At the end of the decade, OCBA membership was at 276.
The More We Change, the More We Stay the Same…
Pictured on the cover of this issue are a few of the officers and members of the Orange County Bar Association’s Young Lawyers Division (YLD).
They represent the energetic and enthusiastic attorneys who are already beginning to show the rest of us what it will be like to practice law in this Twenty First Century. As they must follow us to learn, so we must learn to follow them. They are not and cannot be expected to practice law the way we do. The legal community that they will mold will not be that of our predecessors or even of our own making. We can hope they will find and take the best of what history teaches them about what the lawyers before them have done — because, clearly, our civic and community minded attorneys have taught us much about what it is to be a lawyer and about being the leaders in social and political change.
But, our world will not be our young lawyers’ world. They are the future. They will invent the future. Walt Disney told us July 17,1955, that “Tomorrowland” was designed to give people the opportunity to “participate in adventures that are a living blueprint of our future.”
Our young lawyers never knew a time without Mickey, and Minnie, Goofy, and Donald. They don’t know a world without full length animated movies, and Cinderella, Snow White, Peter Pan, and Bambi. And if they grew up anywhere close to Orange County, they can’t recall life without the Monorail and the Matterhorn Bob-sleds, Autopia and of course, the Tea Cups.
On the other hand, we currently have senior bar members who were the “young lawyers” in the 1940s and 1950s. Those dedicated new lawyers were the “future,” then — we are so proud and grateful for their vision and leadership. Walt Disney appreciated those who go before us as he spoke to the crowd dedicating “Frontierland” “to the pioneering spirit of our forefathers, men of vision, faith and courage.”
Because of the vision, faith and courage of our forefathers, the Legal Aid Society of Orange County still exists today, assisting low-income clients in a large range of legal issues including housing, family law and domestic violence.
Because of decades of tireless support and efforts of the Orange County Law Advocates, Orange County citizens are the beneficiaries of dozens of law-related programs and philanthropic activities. The non-profit, all volunteer organization specializes in youth services, legal education and assistance designed to increase public awareness of the legal system.
Clarence E. Sprague, our oldest living past president, tells us that as president in 1954, he worked very hard to maintain good relations with the community and to encourage all the new attorneys.
Walt Disney appreciated the past, but better than anyone, he understood the impatience and inevitability of the future.
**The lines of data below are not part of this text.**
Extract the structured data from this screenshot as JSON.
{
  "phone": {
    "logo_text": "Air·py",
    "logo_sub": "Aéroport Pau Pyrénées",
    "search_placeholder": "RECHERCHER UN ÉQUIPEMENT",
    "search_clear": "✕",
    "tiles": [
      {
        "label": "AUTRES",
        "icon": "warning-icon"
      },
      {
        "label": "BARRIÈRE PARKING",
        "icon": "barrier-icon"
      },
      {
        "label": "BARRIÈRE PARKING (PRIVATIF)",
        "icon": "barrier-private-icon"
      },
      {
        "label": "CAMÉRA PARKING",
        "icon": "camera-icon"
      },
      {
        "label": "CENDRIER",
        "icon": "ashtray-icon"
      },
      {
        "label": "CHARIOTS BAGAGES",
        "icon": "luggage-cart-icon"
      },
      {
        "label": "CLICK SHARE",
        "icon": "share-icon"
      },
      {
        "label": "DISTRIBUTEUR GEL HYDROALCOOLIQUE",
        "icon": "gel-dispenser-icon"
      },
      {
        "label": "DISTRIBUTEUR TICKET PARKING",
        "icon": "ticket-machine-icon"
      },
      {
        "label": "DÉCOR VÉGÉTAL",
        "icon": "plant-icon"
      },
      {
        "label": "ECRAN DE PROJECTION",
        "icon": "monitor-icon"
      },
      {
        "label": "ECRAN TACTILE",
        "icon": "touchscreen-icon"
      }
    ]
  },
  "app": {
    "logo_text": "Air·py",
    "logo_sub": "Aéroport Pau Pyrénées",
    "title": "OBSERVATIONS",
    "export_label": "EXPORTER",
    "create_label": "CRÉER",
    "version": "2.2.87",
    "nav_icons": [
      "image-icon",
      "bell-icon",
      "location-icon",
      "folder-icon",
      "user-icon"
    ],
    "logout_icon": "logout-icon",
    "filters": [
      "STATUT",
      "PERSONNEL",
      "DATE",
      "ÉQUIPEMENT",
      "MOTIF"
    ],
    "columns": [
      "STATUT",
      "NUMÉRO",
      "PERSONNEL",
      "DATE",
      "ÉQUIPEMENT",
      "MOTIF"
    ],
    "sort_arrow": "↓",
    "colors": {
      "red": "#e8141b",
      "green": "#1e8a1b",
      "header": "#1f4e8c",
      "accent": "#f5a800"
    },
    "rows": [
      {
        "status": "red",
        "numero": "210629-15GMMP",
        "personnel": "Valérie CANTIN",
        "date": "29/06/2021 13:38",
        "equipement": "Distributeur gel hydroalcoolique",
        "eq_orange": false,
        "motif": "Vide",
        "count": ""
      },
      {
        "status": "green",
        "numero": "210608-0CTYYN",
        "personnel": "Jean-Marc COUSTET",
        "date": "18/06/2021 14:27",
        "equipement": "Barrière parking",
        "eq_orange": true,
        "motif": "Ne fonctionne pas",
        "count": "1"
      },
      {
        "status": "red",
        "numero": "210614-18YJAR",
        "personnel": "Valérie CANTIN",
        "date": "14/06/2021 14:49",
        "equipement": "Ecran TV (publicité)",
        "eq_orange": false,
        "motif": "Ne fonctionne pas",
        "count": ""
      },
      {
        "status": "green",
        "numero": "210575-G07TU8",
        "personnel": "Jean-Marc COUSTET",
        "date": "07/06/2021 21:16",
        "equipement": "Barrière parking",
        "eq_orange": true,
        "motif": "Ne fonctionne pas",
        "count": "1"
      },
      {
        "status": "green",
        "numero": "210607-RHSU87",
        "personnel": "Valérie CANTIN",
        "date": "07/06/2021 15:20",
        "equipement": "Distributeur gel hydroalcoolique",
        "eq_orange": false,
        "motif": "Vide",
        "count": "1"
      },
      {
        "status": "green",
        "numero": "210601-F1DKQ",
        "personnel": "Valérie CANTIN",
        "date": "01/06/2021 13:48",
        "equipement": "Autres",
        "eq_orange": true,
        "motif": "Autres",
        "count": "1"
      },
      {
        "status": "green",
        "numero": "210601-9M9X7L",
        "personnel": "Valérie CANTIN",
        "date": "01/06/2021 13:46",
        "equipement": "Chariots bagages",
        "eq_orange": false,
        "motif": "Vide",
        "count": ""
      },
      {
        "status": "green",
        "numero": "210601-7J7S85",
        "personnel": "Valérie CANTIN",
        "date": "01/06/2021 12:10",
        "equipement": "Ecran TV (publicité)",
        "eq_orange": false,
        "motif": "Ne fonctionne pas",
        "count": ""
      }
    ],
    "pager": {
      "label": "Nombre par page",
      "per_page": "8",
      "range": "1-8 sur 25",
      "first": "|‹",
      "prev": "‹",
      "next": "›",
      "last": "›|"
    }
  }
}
He rushed to invent it… and meet it. The 1955 Map of Disneyland welcomed visitors to a “world of Tomorrow and Yesterday.” OCBA welcomes all lawyers to an Association and a legal community blessed by yesterday and dedicated to tomorrow.
As we celebrate our Centennial, and take this great trip back to the future, Disney’s words on July 17, 1955 ring true. “Here age relives fond memories of the past, and here youth may savor the challenge and promise of the future.”
And, that’s an E-Ticket Ride!
Danni Murphy is a senior attorney with the Orange County Public Defender.